STUDY MATERIAL:
....

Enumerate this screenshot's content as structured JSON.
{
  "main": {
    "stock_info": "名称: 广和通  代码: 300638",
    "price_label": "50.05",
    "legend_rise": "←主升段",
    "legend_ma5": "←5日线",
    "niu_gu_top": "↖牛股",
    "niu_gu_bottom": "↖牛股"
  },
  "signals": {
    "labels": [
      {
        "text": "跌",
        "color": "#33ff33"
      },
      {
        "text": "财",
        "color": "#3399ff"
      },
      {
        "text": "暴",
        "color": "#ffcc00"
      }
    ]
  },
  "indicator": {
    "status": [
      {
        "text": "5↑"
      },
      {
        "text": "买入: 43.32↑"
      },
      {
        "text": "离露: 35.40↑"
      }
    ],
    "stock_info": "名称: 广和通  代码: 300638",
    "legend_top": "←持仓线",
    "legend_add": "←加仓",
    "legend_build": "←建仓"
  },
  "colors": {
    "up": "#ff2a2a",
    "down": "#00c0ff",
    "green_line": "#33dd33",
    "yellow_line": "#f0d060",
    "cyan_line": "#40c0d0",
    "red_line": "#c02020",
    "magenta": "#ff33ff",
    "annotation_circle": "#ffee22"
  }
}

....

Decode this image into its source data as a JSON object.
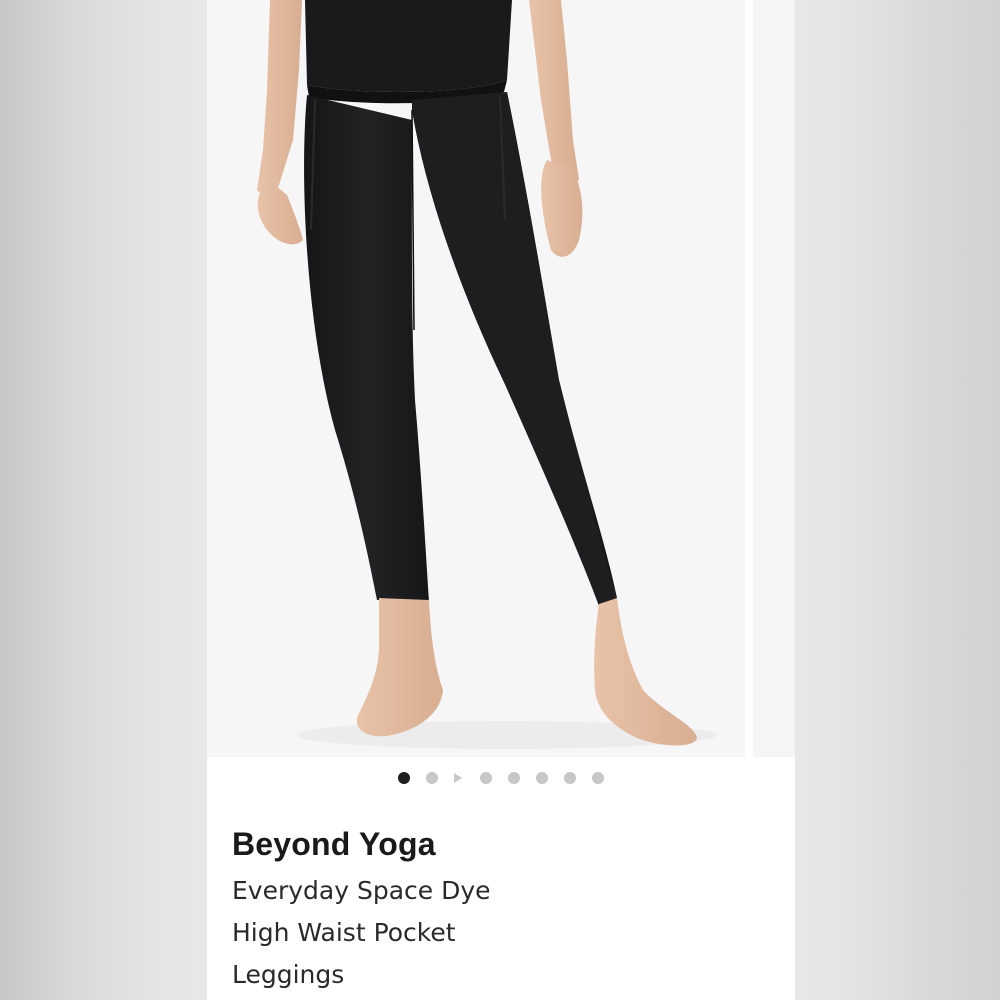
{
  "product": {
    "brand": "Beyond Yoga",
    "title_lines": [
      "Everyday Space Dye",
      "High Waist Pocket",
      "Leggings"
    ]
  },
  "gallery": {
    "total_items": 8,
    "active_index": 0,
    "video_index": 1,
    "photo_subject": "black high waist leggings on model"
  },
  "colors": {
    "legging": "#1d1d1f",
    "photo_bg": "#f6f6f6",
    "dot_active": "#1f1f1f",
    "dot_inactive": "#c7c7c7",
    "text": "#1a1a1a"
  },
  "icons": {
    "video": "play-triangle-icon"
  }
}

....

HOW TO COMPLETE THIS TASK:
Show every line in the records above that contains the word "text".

EXERCISE RESPONSE:
        "text": "跌",
        "text": "财",
        "text": "暴",
        "text": "5↑"
        "text": "买入: 43.32↑"
        "text": "离露: 35.40↑"
    "text": "#1a1a1a"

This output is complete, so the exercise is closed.